Press release from Smith College:
Paul Zanker, professor of classical archaeology at the Scuola Normale Superiore in Pisa, Italy, will discuss the art and power of myth in Pompeii at Smith College on Tuesday, Sept 29. His talk, titled “Living with Myths in Pompeii and Beyond,” will begin at 5 p.m. in Weinstein Auditorium, Wright Hall. A brief reception will follow in the foyer. Sponsored by the Archaeological Institute of America, Western Massachusetts Society, the event is free and open to the public.
Through a consideration of Pompeian murals, Zanker will illuminate the world of myths through an analysis of the images with which people surrounded themselves—not only in Pompeii but in living quarters throughout the Roman Empire. These murals, focusing on scenes celebrating life’s pleasures and happiness, consisted of an uncommonly high percentage of only two subjects: the world of Aphrodite/Venus and that of Dionysus/Bacchus. In treating these individual topics, Zanker will draw attention to comparable images in settings outside the home, taking examples from mortuary art and emperor worship, making evident that depictions of life’s pleasures in private settings are connected to a broader canon of values gradually propagated in all kinds of rooms. He will also consider how this world of images depicting life’s pleasures fits into the “household” culture during the period of the Roman Empire.
Zanker’s research interests involve the archeology and culture of the Hellenistic-Roman period and late antiquity. His publications, in an impressive range of languages including German, Italian, French, English and Modern Greek include "The Power of Images in the Age of Augustus"; "Pompeii: Public and Private Life (Revealing Antiquity)"; and "The Mask of Socrates: The Image of the Intellectual in Antiquity." He is a graduate of the University of Freiburg, Breisgau, and has achieved certification from Archeologia Classica. He has been a visiting professor at the University of Berkeley and The Institute of Fine Arts at New York University; a visiting member at the Institute of Advanced Study, Princeton, and the Wissenschaftskolleg, Berlin; and professor at the Universities of Göttingen and of Monaco of Bavaria. He has also directed the German Institute of Archeology in Rome and is a member of the Bayerische Akademie der Wissenschaft, the British Academy and the Academia Europaea, London.

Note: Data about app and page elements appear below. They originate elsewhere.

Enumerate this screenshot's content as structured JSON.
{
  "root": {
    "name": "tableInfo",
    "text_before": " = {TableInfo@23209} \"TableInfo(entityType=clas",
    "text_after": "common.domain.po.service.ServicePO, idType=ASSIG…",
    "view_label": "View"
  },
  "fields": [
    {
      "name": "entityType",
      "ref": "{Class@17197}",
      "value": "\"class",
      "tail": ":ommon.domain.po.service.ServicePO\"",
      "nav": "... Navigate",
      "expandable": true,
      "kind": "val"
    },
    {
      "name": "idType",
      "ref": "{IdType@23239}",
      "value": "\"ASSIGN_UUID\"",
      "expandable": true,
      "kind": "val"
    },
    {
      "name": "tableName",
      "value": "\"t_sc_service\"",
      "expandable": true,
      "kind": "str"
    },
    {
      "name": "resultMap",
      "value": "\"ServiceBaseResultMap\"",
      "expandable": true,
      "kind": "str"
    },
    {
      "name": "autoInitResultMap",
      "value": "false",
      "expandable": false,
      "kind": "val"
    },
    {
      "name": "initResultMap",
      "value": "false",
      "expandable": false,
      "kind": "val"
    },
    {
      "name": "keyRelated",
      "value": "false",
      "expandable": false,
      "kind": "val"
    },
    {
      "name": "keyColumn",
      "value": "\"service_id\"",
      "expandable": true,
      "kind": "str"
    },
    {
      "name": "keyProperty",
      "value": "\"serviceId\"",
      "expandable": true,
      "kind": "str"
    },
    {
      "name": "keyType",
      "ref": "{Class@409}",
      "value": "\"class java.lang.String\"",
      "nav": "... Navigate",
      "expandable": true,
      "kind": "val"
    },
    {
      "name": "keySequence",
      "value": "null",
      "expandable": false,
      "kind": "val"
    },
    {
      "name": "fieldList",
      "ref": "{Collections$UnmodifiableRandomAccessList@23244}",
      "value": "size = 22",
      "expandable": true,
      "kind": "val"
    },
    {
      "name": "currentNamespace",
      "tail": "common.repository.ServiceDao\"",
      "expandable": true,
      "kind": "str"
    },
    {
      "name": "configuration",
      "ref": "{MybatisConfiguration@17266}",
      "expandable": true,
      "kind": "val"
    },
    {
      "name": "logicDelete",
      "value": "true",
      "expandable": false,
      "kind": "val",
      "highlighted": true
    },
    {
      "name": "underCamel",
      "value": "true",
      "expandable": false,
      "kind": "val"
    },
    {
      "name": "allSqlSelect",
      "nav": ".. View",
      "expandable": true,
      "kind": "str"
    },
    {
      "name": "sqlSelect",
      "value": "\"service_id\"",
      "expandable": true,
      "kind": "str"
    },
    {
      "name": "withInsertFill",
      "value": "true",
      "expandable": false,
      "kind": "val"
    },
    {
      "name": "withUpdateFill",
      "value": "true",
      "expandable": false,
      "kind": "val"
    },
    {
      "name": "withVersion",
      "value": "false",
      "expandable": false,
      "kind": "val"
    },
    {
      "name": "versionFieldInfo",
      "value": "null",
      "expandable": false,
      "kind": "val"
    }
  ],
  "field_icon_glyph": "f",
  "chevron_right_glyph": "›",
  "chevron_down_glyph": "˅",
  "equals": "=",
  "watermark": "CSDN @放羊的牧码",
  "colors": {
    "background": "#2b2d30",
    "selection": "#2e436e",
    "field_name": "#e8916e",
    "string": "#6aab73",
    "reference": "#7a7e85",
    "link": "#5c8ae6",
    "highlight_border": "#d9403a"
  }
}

The Lehmann Lecture honors longtime Smith faculty member Phyllis Williams Lehmann, who died in 2004. Lehmann taught at Smith from 1946 until her retirementin 1978. For more information, visit the Archaeology Program website or contact Jayne Mercier at (413) 585-3390.